Total revenues fell 2.5 per cent year-on-year to $94.8bn, driven by steep declines in sales of Mac computers and iPads, while net profits were down 3.4 per cent to $24.2bn. Analysts had predicted $93bn in revenue and $22.6bn in net profits, according to Refinitiv.
“The macro environment is tougher than it was, and that affected the PC and tablet industry,” finance chief Luca Maestri told the Financial Times.
Maestri blamed “significant headwinds in foreign exchange”, saying they accounted for a 5.4 percentage point hit to revenue. In constant currency, he said, revenues would have grown 3 per cent.
Sales of the iPhone, which accounted for 54 per cent of total revenue, rose 2 per cent to $51.3bn, ahead of estimates at $48.9bn.
The results suggest that some customers who were unable to purchase a new phone in the holiday quarter, when Apple was battling supply chain disruptions in China related to Covid-19, may have postponed their purchase.
“We saw significant acceleration in iPhone revenue from December to March,” Maestri said, recalling that smartphone revenues had declined 8 per cent in the previous quarter. “The ones we lost in December, we got some back in March and we’re going to get the rest at a later point.”
Services, a division that includes App Store sales and recurring digital subscriptions, rose 5.5 per cent to $20.1bn, in line with forecasts but slower than the 17 per gain recorded a year ago. The fast-growing and high-margin unit now has 975mn paying customers — up 150mn in the past 12 months — and accounts for 22 per cent of all revenues.
Mac sales fell 31 per cent, worse than the 25 per cent decline that analysts had expected amid broader weakness in the PC market. iPad sales were also down 13 per cent, as expected, while the wearables division, which includes AirPods and the Apple Watch, were 1 per cent lower.
Dipanjan Chatterjee, analyst at Forrester, said these declines were “a harbinger of the uphill climb most consumer brands will face in the months ahead as consumers grow increasingly skittish about overextending themselves”.
“The pandemic spending euphoria is over,” he added.
Regionally, Apple results were buoyed by emerging markets. Sales in Asia, excluding China and Japan, were up 15.3 per cent to $8.1bn. Sales fell about 3 per cent in China and 8 per cent in the US.
Chief executive Tim Cook said in a press release: “We are pleased to report an all-time record in services and a March quarter record for iPhone despite the challenging macroeconomic environment, and to have our installed base of active devices reach an all-time high.”
Shares in the $2.6tn tech group have climbed by about 32 per cent year-to-date. The stock rose nearly 2 per cent in after-hours trading following the results.
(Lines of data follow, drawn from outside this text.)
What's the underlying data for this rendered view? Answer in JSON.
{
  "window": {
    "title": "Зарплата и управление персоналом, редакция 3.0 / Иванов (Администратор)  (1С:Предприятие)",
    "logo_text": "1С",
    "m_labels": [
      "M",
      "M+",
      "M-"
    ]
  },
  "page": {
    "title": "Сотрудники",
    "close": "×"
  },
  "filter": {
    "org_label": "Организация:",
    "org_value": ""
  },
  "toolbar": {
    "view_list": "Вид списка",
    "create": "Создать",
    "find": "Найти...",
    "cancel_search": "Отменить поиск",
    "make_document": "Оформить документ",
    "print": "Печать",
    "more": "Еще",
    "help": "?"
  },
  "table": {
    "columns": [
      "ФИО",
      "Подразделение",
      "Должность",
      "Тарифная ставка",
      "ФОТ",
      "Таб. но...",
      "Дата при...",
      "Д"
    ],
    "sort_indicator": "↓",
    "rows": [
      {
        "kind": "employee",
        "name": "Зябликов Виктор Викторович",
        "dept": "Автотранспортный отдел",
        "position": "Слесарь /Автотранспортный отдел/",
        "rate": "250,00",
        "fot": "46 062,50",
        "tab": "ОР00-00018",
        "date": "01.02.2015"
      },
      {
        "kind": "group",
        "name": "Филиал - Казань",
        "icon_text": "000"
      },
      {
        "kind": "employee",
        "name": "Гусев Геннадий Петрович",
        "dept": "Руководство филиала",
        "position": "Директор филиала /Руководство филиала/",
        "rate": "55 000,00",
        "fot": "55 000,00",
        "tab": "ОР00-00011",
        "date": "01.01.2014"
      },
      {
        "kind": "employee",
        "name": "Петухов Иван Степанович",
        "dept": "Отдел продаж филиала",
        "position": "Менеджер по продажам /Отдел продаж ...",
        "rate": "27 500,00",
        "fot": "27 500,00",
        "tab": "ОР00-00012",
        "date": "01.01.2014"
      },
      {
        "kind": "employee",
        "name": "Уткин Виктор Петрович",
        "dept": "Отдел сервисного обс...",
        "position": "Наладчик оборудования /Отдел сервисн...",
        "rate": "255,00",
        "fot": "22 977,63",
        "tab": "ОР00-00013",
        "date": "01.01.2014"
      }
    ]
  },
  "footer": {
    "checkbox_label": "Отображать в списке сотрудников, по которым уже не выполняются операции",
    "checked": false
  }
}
Apple announced its board had authorised the spending of $90bn on share buybacks in the coming 12 months, as expected. Apple has repurchased nearly $600bn in shares over the past decade, according to S&P Global Market Intelligence.